Another day, another endangered animal becomes a meal for Chinese bureaucrats.
More than a dozen Chinese police officers have been suspended following an investigation by Guangzhou's Southern Metropolis Daily, which sent a team of undercover journalists to a Shenzhen seafood restaurant where 28 diners—including current and former officers—had gathered for an "opulent dinner."
Among other items on the 5,400 yuan ($864) menu was a critically endangered giant salamander.
Posing as waiters, the journalists recorded one of the attendees stating, "In my territory, [the salamander] is my treat. I chose this because it is unique while it is under my control ... And it is safe here." The attendee who brought the salamander, along with two cases of rice wine, claimed that it was captive-bred in Guizhou Province. The journalists also reported seeing guests being given gift bags of fish as they left—fish that an official said were taken from a protected reservoir where fishing is illegal.
When the reporters began taking photos and exposed their true identities, things turned violent. According to the Global Times, "one of [the journalists] was kicked and slapped while another was robbed of his cell phone, leaving his hands bleeding. The photographer was choked and beaten up, while his camera was smashed."
The South China Morning Post reports that giant salamanders can command prices as high as 2,000 yuan ($320) per kilogram on the black market, as their meat is alleged—though by no means proven—to have therapeutic properties. The Chinese giant salamander is the largest amphibian in the world, growing up to 50 kilograms and nearly six feet in length, though most never reach that size. While once widespread in China, the salamander's population has rapidly declined in the last 60 years due to habitat destruction and hunting.

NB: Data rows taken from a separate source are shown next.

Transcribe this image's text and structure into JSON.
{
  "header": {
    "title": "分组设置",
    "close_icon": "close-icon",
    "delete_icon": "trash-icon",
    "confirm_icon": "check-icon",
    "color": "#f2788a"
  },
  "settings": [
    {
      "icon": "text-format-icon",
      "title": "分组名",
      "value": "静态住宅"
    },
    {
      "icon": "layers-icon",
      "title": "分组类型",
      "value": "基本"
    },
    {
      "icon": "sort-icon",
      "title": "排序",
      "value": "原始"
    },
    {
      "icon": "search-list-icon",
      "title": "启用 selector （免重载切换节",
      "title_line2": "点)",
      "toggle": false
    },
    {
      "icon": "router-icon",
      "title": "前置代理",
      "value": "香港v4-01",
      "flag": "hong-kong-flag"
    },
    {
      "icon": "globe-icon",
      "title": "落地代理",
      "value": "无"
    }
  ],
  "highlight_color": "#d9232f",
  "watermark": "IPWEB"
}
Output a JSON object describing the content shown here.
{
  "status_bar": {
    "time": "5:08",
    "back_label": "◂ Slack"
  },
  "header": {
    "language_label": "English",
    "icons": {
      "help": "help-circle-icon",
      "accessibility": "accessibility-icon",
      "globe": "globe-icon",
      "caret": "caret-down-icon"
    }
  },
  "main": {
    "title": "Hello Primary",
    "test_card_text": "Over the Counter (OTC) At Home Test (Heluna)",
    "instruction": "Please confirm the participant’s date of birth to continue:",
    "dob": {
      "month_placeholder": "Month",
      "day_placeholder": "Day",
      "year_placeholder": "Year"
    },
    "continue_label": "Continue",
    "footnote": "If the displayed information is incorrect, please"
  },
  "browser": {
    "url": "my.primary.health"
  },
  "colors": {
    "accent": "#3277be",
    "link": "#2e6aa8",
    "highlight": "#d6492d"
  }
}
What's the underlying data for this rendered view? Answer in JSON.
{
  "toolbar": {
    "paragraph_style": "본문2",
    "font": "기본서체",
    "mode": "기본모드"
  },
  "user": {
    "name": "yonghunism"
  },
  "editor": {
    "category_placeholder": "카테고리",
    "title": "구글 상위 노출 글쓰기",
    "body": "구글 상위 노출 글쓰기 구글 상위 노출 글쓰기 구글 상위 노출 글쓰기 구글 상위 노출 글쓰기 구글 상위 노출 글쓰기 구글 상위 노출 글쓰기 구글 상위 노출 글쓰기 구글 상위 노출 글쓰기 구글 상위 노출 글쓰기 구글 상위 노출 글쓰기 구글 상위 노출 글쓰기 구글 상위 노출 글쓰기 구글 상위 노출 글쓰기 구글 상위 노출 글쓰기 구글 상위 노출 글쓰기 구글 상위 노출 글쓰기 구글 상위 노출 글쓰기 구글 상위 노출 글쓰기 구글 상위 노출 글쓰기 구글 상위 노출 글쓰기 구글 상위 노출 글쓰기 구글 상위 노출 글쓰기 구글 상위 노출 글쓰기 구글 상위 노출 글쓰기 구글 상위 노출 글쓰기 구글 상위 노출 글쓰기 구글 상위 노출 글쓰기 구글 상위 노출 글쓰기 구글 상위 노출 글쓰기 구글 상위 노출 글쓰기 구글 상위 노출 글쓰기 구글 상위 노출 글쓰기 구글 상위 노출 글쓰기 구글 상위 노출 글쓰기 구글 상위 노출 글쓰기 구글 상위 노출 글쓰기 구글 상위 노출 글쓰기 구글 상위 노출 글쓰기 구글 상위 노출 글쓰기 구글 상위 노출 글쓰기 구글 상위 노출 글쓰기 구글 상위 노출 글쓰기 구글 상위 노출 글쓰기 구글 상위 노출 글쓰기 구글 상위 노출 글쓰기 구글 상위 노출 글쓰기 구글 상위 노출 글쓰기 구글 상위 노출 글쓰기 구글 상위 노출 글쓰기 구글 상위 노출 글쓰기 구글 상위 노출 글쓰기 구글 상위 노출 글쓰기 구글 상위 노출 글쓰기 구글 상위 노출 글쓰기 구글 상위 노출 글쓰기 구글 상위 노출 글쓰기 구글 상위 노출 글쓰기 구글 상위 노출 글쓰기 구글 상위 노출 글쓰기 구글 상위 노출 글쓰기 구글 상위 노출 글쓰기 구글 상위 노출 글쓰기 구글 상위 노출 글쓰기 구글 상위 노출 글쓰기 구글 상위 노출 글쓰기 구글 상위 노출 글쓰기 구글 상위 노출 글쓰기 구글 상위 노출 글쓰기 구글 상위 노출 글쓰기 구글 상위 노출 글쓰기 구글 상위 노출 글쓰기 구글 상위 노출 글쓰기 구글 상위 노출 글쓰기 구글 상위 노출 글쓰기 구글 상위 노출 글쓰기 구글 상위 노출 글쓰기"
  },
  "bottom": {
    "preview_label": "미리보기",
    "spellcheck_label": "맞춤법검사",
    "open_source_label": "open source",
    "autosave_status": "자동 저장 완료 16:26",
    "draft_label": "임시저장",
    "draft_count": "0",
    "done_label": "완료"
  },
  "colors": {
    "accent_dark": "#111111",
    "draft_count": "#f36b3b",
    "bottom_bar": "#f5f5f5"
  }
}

Speaking to the BBC, Chinese food expert Fuchsia Dunlop noted that, much like tiger penises and pangolins, giant salamanders have a place in the "cult of the exotic" in Chinese cuisine and medicine. Dunlop cautioned, however, that we shouldn't single out the Chinese for wiping out entire species for the sake of a meal, comparing the desire for such delicacies to "the Japanese and their habit of bluefin tuna—which is also being hunted to extinction—and the fact that almost anyone who eats fish is eating fish harvested by the most environmentally destructive fishing practices."
That's not to say that China is entirely ignoring the problem. Last year, the Chinese government passed an initiative that would mandate up to ten years of jail time for the sale or consumption of rare wild animals, including 420 different species such as golden monkeys, Asian black bears, and pangolins (which are still a major commodity on the black market). In 2012, China also ordered that the controversial dish shark fin soup no longer be served at its government banquets. Part of it may be due to sudden pangs of environmental conscience, but it also has a lot to do with President Xi Jinping's anti-corruption initiatives that have put any signs of decadence in the ruling party's crosshairs.
The doomed giant salamander who became dinner for the cops serves as an unfortunate symbol that China's reputation of government opulence and self-exception has yet to be reigned in—even if it appears, somewhat fittingly, in the form of feasting on a giant, slimy amphibian.